  3. "Consumer Product Safety Act." Consumer Product Safety Commission. August 12, 2011. Accessed June 12, 2019. https://www.cpsc.gov/PageFiles/105435/cpsa.pdf.
  4. "Understanding the National Highway Traffic Safety Administration (NHTSA)." US Department of Transportation. January 26, 2017. Accessed June 12, 2019. https://www.transportation.gov/transition/understanding-national-highway-traffic-safety-administration-nhtsa.
  5. "Civil Code CIV - Division 3 - Part 4 - Title 1.5 - Chapter 3." California Legislative Information. Accessed June 12, 2019. https://leginfo.legislature.ca.gov/faces/codes_displayText.xhtml?lawCode=CIV&division=3.&title=1.5.&part=4.&chapter=3.&article=.
  6. "Guide to Antitrust Laws." Federal Trade Commission. April 08, 2019. Accessed June 12, 2019. https://www.ftc.gov/tips-advice/competition-guidance/guide-antitrust-laws.
  7. "Sherman Anti-Trust Act (1890)." Our Documents. Accessed June 12, 2019. https://www.ourdocuments.gov/doc.php?flash=false&doc=51.
  8. "Guide to Antitrust Laws." Federal Trade Commission. April 08, 2019. Accessed June 12, 2019. https://www.ftc.gov/tips-advice/competition-guidance/guide-antitrust-laws.
  9. Brinkley, Joel. "U.S. Judge Says Microsoft Violated Antitrust Laws with Predatory Behavior." The New York Times. April 04, 2000. Accessed June 12, 2019. https://www.nytimes.com/2000/04/04/business/us-vs-microsoft-overview-us-judge-says-microsoft-violated-antitrust-laws-with.html.

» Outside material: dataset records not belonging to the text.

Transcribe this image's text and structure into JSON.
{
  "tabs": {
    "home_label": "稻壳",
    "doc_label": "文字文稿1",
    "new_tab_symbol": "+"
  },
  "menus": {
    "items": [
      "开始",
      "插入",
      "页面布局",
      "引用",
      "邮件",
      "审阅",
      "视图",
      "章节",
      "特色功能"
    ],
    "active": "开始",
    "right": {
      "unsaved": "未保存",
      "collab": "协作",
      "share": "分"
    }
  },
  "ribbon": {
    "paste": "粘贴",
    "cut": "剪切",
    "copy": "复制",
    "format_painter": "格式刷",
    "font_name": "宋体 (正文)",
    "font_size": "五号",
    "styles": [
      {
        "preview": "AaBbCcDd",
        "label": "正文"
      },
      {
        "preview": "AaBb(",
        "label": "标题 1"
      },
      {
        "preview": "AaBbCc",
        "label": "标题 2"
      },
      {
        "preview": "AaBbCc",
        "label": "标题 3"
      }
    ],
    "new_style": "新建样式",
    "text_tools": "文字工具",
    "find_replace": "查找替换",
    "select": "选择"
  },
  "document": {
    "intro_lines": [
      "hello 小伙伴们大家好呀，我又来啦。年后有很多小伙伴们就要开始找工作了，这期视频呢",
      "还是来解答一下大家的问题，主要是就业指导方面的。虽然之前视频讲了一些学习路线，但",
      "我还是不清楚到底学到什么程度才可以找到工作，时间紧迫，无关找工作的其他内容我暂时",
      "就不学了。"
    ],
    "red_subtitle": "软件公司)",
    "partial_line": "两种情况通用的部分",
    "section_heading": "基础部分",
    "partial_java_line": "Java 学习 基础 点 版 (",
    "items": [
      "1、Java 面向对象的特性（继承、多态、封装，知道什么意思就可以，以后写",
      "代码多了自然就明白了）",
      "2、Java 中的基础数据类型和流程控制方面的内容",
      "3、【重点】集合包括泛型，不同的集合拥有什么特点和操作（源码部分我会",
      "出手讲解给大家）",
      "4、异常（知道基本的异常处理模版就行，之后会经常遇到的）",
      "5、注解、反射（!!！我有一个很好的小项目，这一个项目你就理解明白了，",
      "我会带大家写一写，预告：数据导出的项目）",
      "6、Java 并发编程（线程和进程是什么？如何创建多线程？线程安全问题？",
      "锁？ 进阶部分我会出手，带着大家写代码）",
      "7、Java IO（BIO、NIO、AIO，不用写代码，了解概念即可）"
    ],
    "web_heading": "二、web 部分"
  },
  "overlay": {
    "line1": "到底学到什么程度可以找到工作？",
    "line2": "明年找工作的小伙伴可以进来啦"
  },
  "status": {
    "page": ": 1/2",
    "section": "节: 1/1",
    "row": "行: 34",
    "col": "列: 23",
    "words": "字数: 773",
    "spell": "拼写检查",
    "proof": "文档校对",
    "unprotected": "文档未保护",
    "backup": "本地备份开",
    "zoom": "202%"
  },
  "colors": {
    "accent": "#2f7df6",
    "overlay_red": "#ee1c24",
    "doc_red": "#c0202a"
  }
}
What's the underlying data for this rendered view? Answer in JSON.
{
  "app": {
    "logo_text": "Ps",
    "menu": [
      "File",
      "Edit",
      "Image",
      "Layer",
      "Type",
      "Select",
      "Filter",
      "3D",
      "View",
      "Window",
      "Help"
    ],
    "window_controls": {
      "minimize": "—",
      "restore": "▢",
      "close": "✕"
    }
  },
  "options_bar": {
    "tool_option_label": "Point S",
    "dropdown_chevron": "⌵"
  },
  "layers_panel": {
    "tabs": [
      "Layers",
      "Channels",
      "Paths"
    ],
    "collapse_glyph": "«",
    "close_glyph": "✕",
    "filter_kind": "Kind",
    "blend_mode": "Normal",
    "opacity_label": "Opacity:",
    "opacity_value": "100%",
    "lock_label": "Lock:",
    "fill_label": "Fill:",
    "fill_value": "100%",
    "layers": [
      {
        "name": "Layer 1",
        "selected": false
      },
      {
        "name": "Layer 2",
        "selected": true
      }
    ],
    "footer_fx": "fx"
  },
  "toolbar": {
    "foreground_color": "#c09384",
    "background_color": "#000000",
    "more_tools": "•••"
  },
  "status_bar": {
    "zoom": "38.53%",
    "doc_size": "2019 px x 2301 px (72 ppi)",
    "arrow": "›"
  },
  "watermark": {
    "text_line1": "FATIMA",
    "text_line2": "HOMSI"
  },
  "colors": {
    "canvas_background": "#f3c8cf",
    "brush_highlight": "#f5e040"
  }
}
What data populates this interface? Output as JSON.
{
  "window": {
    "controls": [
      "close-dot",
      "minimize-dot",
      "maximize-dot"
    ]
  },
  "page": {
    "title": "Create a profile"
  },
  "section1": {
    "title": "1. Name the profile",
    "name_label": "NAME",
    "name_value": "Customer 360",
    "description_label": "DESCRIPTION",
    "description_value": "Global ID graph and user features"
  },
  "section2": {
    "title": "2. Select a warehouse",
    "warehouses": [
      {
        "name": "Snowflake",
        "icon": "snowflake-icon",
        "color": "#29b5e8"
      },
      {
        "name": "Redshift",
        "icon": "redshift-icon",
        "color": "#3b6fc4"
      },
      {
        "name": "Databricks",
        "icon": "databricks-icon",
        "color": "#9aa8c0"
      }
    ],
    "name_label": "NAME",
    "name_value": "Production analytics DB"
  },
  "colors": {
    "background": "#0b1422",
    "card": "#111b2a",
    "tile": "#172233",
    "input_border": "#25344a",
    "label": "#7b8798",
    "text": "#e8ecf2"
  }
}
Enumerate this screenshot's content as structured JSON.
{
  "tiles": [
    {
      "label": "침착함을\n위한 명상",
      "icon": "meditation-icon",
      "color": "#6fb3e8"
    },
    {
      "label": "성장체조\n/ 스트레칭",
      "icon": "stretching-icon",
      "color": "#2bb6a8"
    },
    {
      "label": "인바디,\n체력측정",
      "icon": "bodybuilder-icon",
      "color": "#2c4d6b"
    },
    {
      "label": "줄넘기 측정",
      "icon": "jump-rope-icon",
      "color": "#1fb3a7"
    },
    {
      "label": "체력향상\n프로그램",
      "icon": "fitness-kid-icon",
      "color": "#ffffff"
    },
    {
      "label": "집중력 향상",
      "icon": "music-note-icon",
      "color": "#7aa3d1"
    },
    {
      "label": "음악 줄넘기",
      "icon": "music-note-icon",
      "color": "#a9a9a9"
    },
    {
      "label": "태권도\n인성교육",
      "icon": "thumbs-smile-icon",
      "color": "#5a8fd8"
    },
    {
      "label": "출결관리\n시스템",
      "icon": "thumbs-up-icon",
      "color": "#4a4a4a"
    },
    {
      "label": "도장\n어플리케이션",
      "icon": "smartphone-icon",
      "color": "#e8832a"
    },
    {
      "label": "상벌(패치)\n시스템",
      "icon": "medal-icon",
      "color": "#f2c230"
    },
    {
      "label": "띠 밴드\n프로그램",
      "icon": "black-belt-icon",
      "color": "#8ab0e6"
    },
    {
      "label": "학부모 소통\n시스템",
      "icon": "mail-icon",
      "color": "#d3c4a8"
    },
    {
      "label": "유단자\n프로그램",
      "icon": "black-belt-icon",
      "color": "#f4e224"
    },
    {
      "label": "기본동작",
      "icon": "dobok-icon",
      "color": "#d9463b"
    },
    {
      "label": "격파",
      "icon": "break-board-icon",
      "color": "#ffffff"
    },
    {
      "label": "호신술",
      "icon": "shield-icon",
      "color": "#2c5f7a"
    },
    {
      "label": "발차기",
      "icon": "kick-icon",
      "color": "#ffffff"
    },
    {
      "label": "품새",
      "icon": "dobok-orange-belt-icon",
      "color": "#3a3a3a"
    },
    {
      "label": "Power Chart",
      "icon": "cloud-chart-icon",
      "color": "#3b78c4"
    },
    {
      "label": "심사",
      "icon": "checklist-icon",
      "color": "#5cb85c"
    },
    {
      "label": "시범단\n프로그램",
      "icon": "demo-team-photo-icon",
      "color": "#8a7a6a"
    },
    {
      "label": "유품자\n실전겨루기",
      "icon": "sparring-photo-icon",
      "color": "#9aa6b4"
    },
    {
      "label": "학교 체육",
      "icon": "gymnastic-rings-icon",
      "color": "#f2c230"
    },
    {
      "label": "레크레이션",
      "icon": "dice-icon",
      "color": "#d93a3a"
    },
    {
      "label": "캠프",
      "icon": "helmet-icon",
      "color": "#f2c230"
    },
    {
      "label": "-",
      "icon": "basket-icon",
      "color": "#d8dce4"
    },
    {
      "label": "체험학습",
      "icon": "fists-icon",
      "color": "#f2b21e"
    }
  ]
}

  10. "Bureau of Consumer Protection." Federal Trade Commission. September 23, 2016. Accessed June 12, 2019. https://www.ftc.gov/about-ftc/bureaus-offices/bureau-consumer-protection.
  11. "Guide to Antitrust Laws." Federal Trade Commission. April 08, 2019. Accessed June 12, 2019. https://www.ftc.gov/tips-advice/competition-guidance/guide-antitrust-laws.
  12. "The Clayton Antitrust Act." US House of Representatives: History, Art & Archives. Accessed June 12, 2019. https://history.house.gov/HistoricalHighlight/Detail/15032424979.